Montreal, Quebec, Canada (4E) – In a move worth USD4 billion, Manulife Financial Corp is set to purchase Standard Life’s Canadian operations. The purchase builds both insurance firms wealth businesses as well as increase the exposure of Manulife in Canada, specifically in Quebec.
Manulife, the largest insurer in Canada in terms of market capitalization, was approached by British firm Standard Life several months ago. Standard Life was looking to divest its interests in Canada, which has 2,000 employees with 1.4 million customers.
According to Manulife CEO Donald Guloien, “Part of our strategy is to improve our presence in Quebec and increase our penetration of the market in Quebec. Unfortunately, Manulife has historically been unrepresented in Quebec, both in terms of jobs and our penetration of the market.”
The acquisition would be funded in part from the net proceeds of the issue of USD2.1 billion of subscription receipts through a USD1.6 billion publicly bought deal. There will also be a private placement of USD500 million at the the Caisse de depot et placement du Quebec. Should any balance remain, funding would be sourced from internal funding with an option via future debt as well as preferred share issuances.
Guloien added, “Several months ago, Standard Life decided to explore the sale of its Canadian operations through a competitive process. We are delighted to be named the successful bidder.
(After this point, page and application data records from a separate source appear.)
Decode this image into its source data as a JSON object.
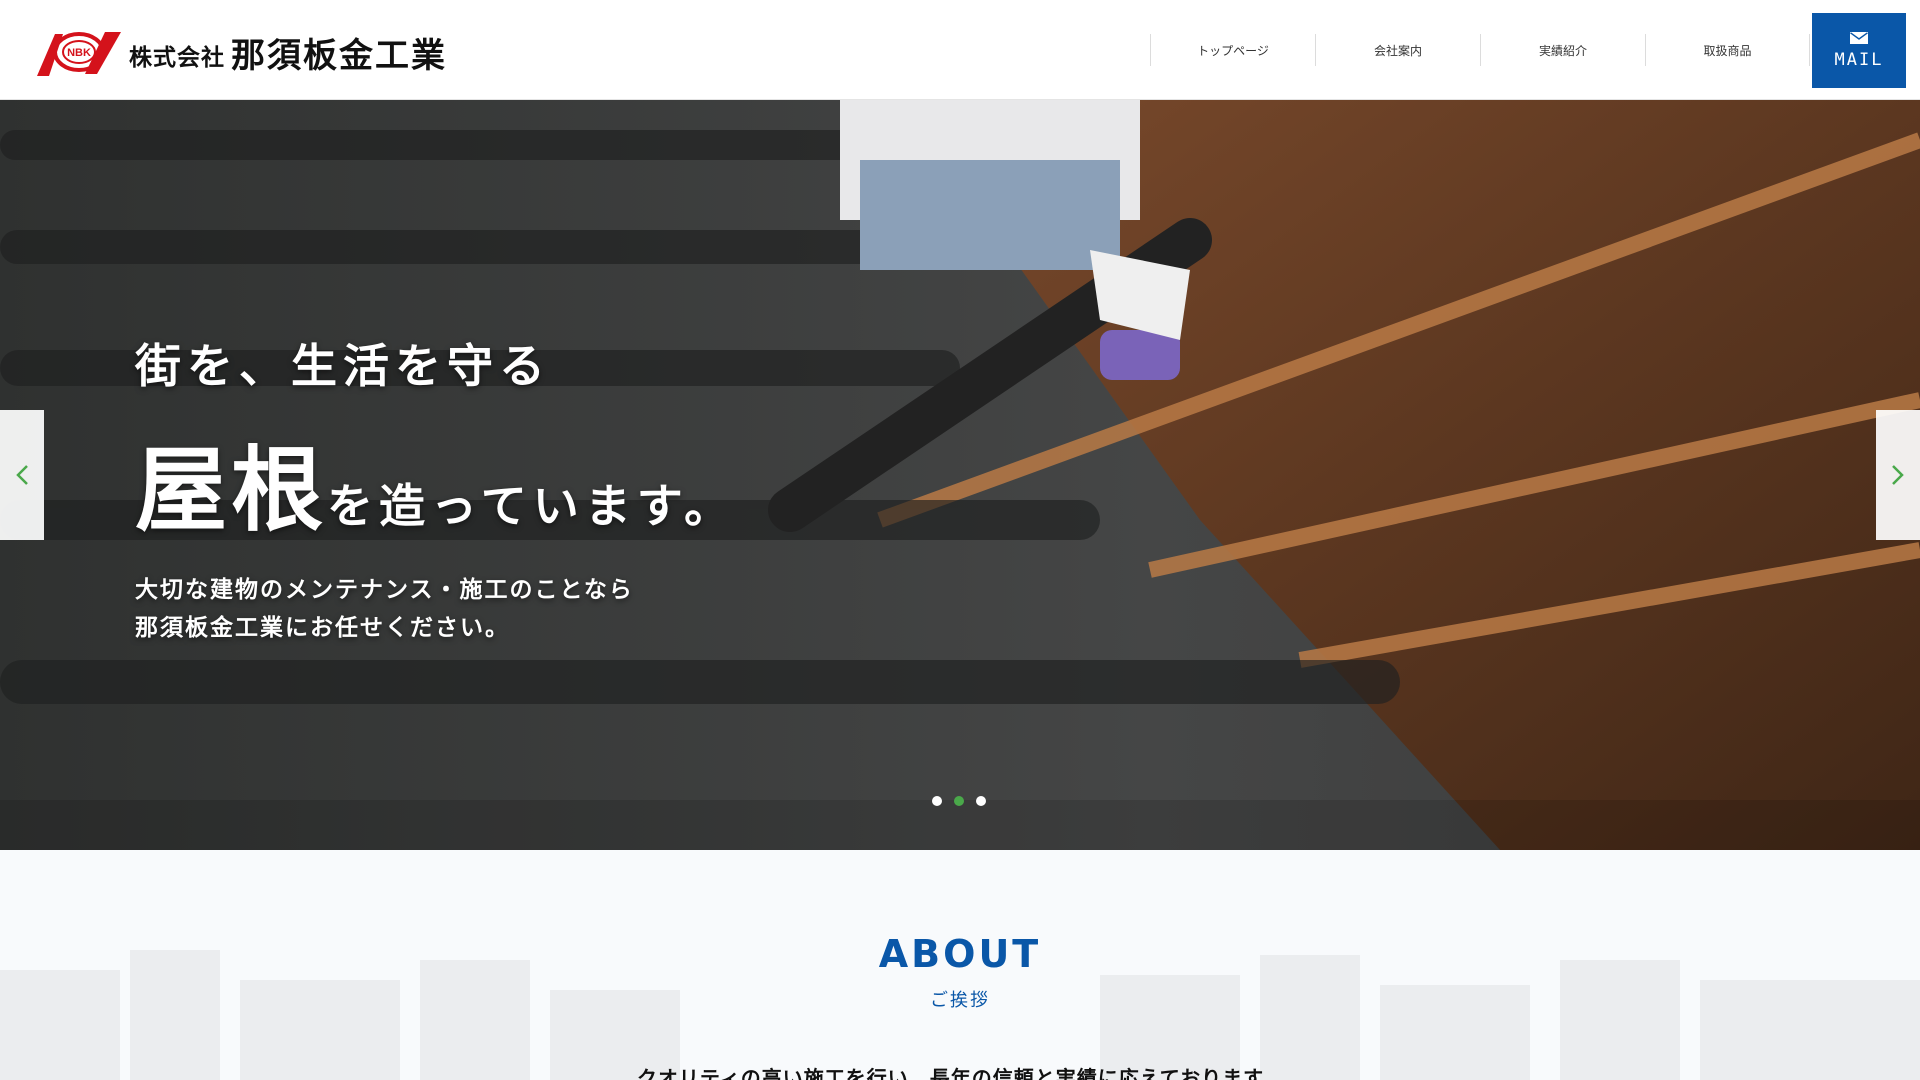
{
  "header": {
    "logo_emblem": "NBK",
    "logo_small": "株式会社",
    "logo_main": "那須板金工業",
    "nav": [
      {
        "label": "トップページ"
      },
      {
        "label": "会社案内"
      },
      {
        "label": "実績紹介"
      },
      {
        "label": "取扱商品"
      }
    ],
    "mail_label": "MAIL",
    "mail_icon": "envelope-icon"
  },
  "hero": {
    "line1": "街を、生活を守る",
    "line2_big": "屋根",
    "line2_rest": "を造っています。",
    "sub1": "大切な建物のメンテナンス・施工のことなら",
    "sub2": "那須板金工業にお任せください。",
    "prev_icon": "chevron-left-icon",
    "next_icon": "chevron-right-icon",
    "active_slide": 2,
    "slide_count": 3
  },
  "about": {
    "title": "ABOUT",
    "subtitle": "ご挨拶",
    "text": "クオリティの高い施工を行い、長年の信頼と実績に応えております。"
  },
  "colors": {
    "brand_blue": "#0a57a8",
    "logo_red": "#d4121b",
    "dot_active": "#4aa84a"
  }
}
One of the key reasons we were interested in this company is its people in Quebec. We want to increase our presence in the province and use the very talented employee base to grow and expand our business in Quebec, throughout Canada and indeed the world.”
He did reassure Manulife investors that the financing requirement for the purchase would ‘in no way inhibit’ the British firm’s ability to pay dividends.
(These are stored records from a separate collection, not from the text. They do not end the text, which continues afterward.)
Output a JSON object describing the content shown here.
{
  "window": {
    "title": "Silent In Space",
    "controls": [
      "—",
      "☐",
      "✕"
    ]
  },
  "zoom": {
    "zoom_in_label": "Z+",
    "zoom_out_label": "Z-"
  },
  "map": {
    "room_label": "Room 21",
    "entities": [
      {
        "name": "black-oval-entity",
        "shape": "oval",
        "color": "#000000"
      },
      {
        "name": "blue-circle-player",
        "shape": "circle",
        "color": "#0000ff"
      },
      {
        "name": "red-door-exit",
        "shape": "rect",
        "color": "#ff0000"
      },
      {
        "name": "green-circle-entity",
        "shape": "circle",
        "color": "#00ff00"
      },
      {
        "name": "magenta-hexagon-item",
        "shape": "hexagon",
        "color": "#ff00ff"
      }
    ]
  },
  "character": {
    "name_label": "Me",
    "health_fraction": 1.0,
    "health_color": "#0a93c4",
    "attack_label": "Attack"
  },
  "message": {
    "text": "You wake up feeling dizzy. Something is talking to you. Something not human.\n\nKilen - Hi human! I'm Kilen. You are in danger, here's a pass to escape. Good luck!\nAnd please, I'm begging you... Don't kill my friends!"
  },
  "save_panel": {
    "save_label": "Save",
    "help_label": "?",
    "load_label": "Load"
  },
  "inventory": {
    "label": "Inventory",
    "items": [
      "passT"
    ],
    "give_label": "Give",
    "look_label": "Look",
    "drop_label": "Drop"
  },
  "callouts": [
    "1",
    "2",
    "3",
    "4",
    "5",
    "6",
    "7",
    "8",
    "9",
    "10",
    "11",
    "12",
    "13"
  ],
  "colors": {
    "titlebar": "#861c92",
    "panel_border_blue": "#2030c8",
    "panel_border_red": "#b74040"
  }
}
The deal would require approval from both regulatory and Competition Bureau. He did not elaborate on what businesses of Standard Life Manulife would retain, but there is an expectation of some job losses in the integration.
Previously, Manulife and Standard Life had worked together in the distribution of investment producrs throughout the world. This was based on the relationship between Standard Life Investments and John Hancock.
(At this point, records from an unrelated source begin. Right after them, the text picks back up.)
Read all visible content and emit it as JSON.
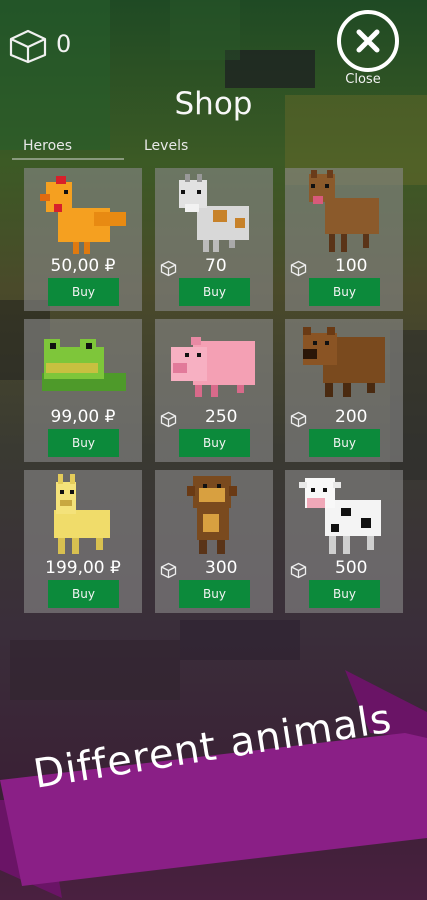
{
  "header": {
    "currency_count": "0",
    "close_label": "Close",
    "title": "Shop"
  },
  "tabs": [
    {
      "label": "Heroes"
    },
    {
      "label": "Levels"
    }
  ],
  "items": [
    {
      "animal": "chicken",
      "price": "50,00 ₽",
      "price_type": "money",
      "buy_label": "Buy"
    },
    {
      "animal": "goat",
      "price": "70",
      "price_type": "cubes",
      "buy_label": "Buy"
    },
    {
      "animal": "deer",
      "price": "100",
      "price_type": "cubes",
      "buy_label": "Buy"
    },
    {
      "animal": "frog",
      "price": "99,00 ₽",
      "price_type": "money",
      "buy_label": "Buy"
    },
    {
      "animal": "pig",
      "price": "250",
      "price_type": "cubes",
      "buy_label": "Buy"
    },
    {
      "animal": "bear",
      "price": "200",
      "price_type": "cubes",
      "buy_label": "Buy"
    },
    {
      "animal": "llama",
      "price": "199,00 ₽",
      "price_type": "money",
      "buy_label": "Buy"
    },
    {
      "animal": "monkey",
      "price": "300",
      "price_type": "cubes",
      "buy_label": "Buy"
    },
    {
      "animal": "cow",
      "price": "500",
      "price_type": "cubes",
      "buy_label": "Buy"
    }
  ],
  "banner": {
    "text": "Different animals",
    "color": "#8a1f86"
  }
}
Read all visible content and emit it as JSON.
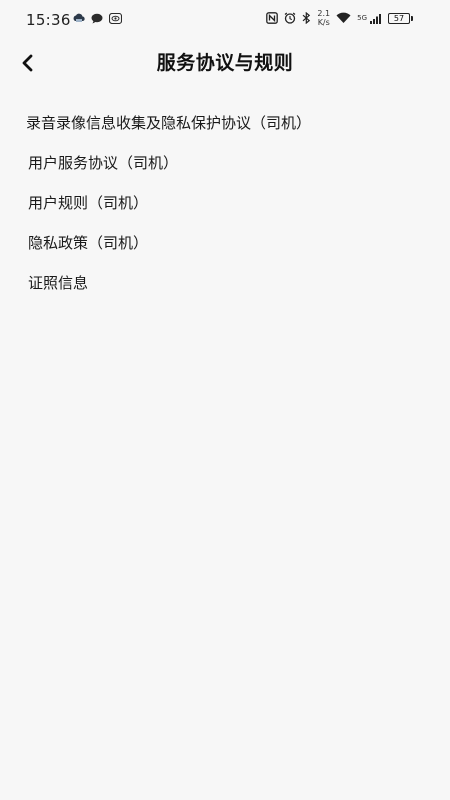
{
  "status_bar": {
    "time": "15:36",
    "left_icons": [
      "cloud-notification-icon",
      "message-icon",
      "eye-icon"
    ],
    "right_icons": [
      "nfc-icon",
      "alarm-icon",
      "bluetooth-icon",
      "wifi-icon",
      "signal-icon"
    ],
    "net_speed_value": "2.1",
    "net_speed_unit": "K/s",
    "signal_label": "5G",
    "battery": "57"
  },
  "header": {
    "title": "服务协议与规则",
    "back_icon": "chevron-left-icon"
  },
  "list": {
    "items": [
      {
        "label": "录音录像信息收集及隐私保护协议（司机）"
      },
      {
        "label": "用户服务协议（司机）"
      },
      {
        "label": "用户规则（司机）"
      },
      {
        "label": "隐私政策（司机）"
      },
      {
        "label": "证照信息"
      }
    ]
  }
}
Part of the deal includes a ‘global collaboration agreement’ that would have Manulife distribute Standard Life investment funds through its network in Canada, United States and Asia. It is projected that within three years, the volume of assets managed by Manulife using Standard Life networks would triple in amount.
For its part Standard Life CEO David Nish did not elaborate on what the company would be doing with the remaining cash after its payment of dividends to its shareholders. The dividend would be allowed to declare the amount as either income or capital. The projected payout would be GBP0.73 per share for a total of GBP1.75 billion.
Early morning trading, upon the announcement of the deal, at Toronto saw Manulife’s shares close at 0.8%0 while Standard Life share price increased by 10% at the opening of the FTSE100. The deal is expected to be completed within three years.